Task brief>
Please restate the records that follow word for word, omitting any images.

Dataset rows describing interfaces>
————
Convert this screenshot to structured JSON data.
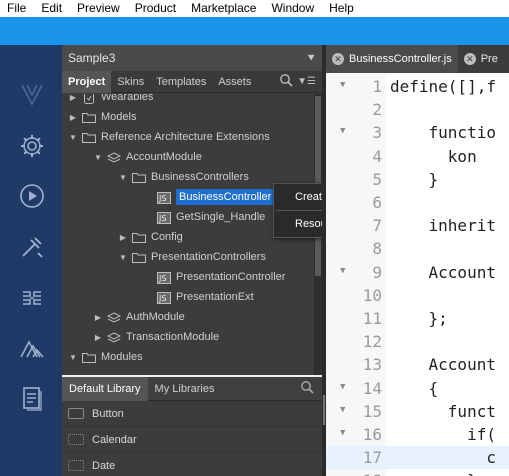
{
  "menubar": [
    "File",
    "Edit",
    "Preview",
    "Product",
    "Marketplace",
    "Window",
    "Help"
  ],
  "project_panel": {
    "title": "Sample3",
    "tabs": [
      "Project",
      "Skins",
      "Templates",
      "Assets"
    ],
    "tree": [
      {
        "label": "Wearables",
        "depth": 0,
        "arrow": "right",
        "icon": "wearable-icon"
      },
      {
        "label": "Models",
        "depth": 0,
        "arrow": "right",
        "icon": "folder-icon"
      },
      {
        "label": "Reference Architecture Extensions",
        "depth": 0,
        "arrow": "down",
        "icon": "folder-icon"
      },
      {
        "label": "AccountModule",
        "depth": 1,
        "arrow": "down",
        "icon": "module-icon"
      },
      {
        "label": "BusinessControllers",
        "depth": 2,
        "arrow": "down",
        "icon": "folder-icon"
      },
      {
        "label": "BusinessController",
        "depth": 3,
        "arrow": "",
        "icon": "js-file-icon",
        "selected": true
      },
      {
        "label": "GetSingle_Handle",
        "depth": 3,
        "arrow": "",
        "icon": "js-file-icon"
      },
      {
        "label": "Config",
        "depth": 2,
        "arrow": "right",
        "icon": "folder-icon"
      },
      {
        "label": "PresentationControllers",
        "depth": 2,
        "arrow": "down",
        "icon": "folder-icon"
      },
      {
        "label": "PresentationController",
        "depth": 3,
        "arrow": "",
        "icon": "js-file-icon"
      },
      {
        "label": "PresentationExt",
        "depth": 3,
        "arrow": "",
        "icon": "js-file-icon"
      },
      {
        "label": "AuthModule",
        "depth": 1,
        "arrow": "right",
        "icon": "module-icon"
      },
      {
        "label": "TransactionModule",
        "depth": 1,
        "arrow": "right",
        "icon": "module-icon"
      },
      {
        "label": "Modules",
        "depth": 0,
        "arrow": "down",
        "icon": "folder-icon"
      }
    ]
  },
  "context_menu": {
    "items": [
      "Create New Command",
      "Resource Location"
    ]
  },
  "library_panel": {
    "tabs": [
      "Default Library",
      "My Libraries"
    ],
    "items": [
      "Button",
      "Calendar",
      "Date"
    ]
  },
  "editor": {
    "tabs": [
      "BusinessController.js",
      "Pre"
    ],
    "lines": [
      {
        "n": "1",
        "fold": "▼",
        "text": "define([],f"
      },
      {
        "n": "2",
        "fold": "",
        "text": ""
      },
      {
        "n": "3",
        "fold": "▼",
        "text": "    functio"
      },
      {
        "n": "4",
        "fold": "",
        "text": "      kon"
      },
      {
        "n": "5",
        "fold": "",
        "text": "    }"
      },
      {
        "n": "6",
        "fold": "",
        "text": ""
      },
      {
        "n": "7",
        "fold": "",
        "text": "    inherit"
      },
      {
        "n": "8",
        "fold": "",
        "text": ""
      },
      {
        "n": "9",
        "fold": "▼",
        "text": "    Account"
      },
      {
        "n": "10",
        "fold": "",
        "text": ""
      },
      {
        "n": "11",
        "fold": "",
        "text": "    };"
      },
      {
        "n": "12",
        "fold": "",
        "text": ""
      },
      {
        "n": "13",
        "fold": "",
        "text": "    Account"
      },
      {
        "n": "14",
        "fold": "▼",
        "text": "    {"
      },
      {
        "n": "15",
        "fold": "▼",
        "text": "      funct"
      },
      {
        "n": "16",
        "fold": "▼",
        "text": "        if("
      },
      {
        "n": "17",
        "fold": "",
        "text": "          c"
      },
      {
        "n": "18",
        "fold": "",
        "text": "        }"
      }
    ]
  }
}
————
Solution for this problem>
Convert this screenshot to structured JSON data.
{
  "menubar": [
    "File",
    "Edit",
    "Preview",
    "Product",
    "Marketplace",
    "Window",
    "Help"
  ],
  "project_panel": {
    "title": "Sample3",
    "tabs": [
      "Project",
      "Skins",
      "Templates",
      "Assets"
    ],
    "tree": [
      {
        "label": "Wearables",
        "depth": 0,
        "arrow": "right",
        "icon": "wearable-icon"
      },
      {
        "label": "Models",
        "depth": 0,
        "arrow": "right",
        "icon": "folder-icon"
      },
      {
        "label": "Reference Architecture Extensions",
        "depth": 0,
        "arrow": "down",
        "icon": "folder-icon"
      },
      {
        "label": "AccountModule",
        "depth": 1,
        "arrow": "down",
        "icon": "module-icon"
      },
      {
        "label": "BusinessControllers",
        "depth": 2,
        "arrow": "down",
        "icon": "folder-icon"
      },
      {
        "label": "BusinessController",
        "depth": 3,
        "arrow": "",
        "icon": "js-file-icon",
        "selected": true
      },
      {
        "label": "GetSingle_Handle",
        "depth": 3,
        "arrow": "",
        "icon": "js-file-icon"
      },
      {
        "label": "Config",
        "depth": 2,
        "arrow": "right",
        "icon": "folder-icon"
      },
      {
        "label": "PresentationControllers",
        "depth": 2,
        "arrow": "down",
        "icon": "folder-icon"
      },
      {
        "label": "PresentationController",
        "depth": 3,
        "arrow": "",
        "icon": "js-file-icon"
      },
      {
        "label": "PresentationExt",
        "depth": 3,
        "arrow": "",
        "icon": "js-file-icon"
      },
      {
        "label": "AuthModule",
        "depth": 1,
        "arrow": "right",
        "icon": "module-icon"
      },
      {
        "label": "TransactionModule",
        "depth": 1,
        "arrow": "right",
        "icon": "module-icon"
      },
      {
        "label": "Modules",
        "depth": 0,
        "arrow": "down",
        "icon": "folder-icon"
      }
    ]
  },
  "context_menu": {
    "items": [
      "Create New Command",
      "Resource Location"
    ]
  },
  "library_panel": {
    "tabs": [
      "Default Library",
      "My Libraries"
    ],
    "items": [
      "Button",
      "Calendar",
      "Date"
    ]
  },
  "editor": {
    "tabs": [
      "BusinessController.js",
      "Pre"
    ],
    "lines": [
      {
        "n": "1",
        "fold": "▼",
        "text": "define([],f"
      },
      {
        "n": "2",
        "fold": "",
        "text": ""
      },
      {
        "n": "3",
        "fold": "▼",
        "text": "    functio"
      },
      {
        "n": "4",
        "fold": "",
        "text": "      kon"
      },
      {
        "n": "5",
        "fold": "",
        "text": "    }"
      },
      {
        "n": "6",
        "fold": "",
        "text": ""
      },
      {
        "n": "7",
        "fold": "",
        "text": "    inherit"
      },
      {
        "n": "8",
        "fold": "",
        "text": ""
      },
      {
        "n": "9",
        "fold": "▼",
        "text": "    Account"
      },
      {
        "n": "10",
        "fold": "",
        "text": ""
      },
      {
        "n": "11",
        "fold": "",
        "text": "    };"
      },
      {
        "n": "12",
        "fold": "",
        "text": ""
      },
      {
        "n": "13",
        "fold": "",
        "text": "    Account"
      },
      {
        "n": "14",
        "fold": "▼",
        "text": "    {"
      },
      {
        "n": "15",
        "fold": "▼",
        "text": "      funct"
      },
      {
        "n": "16",
        "fold": "▼",
        "text": "        if("
      },
      {
        "n": "17",
        "fold": "",
        "text": "          c"
      },
      {
        "n": "18",
        "fold": "",
        "text": "        }"
      }
    ]
  }
}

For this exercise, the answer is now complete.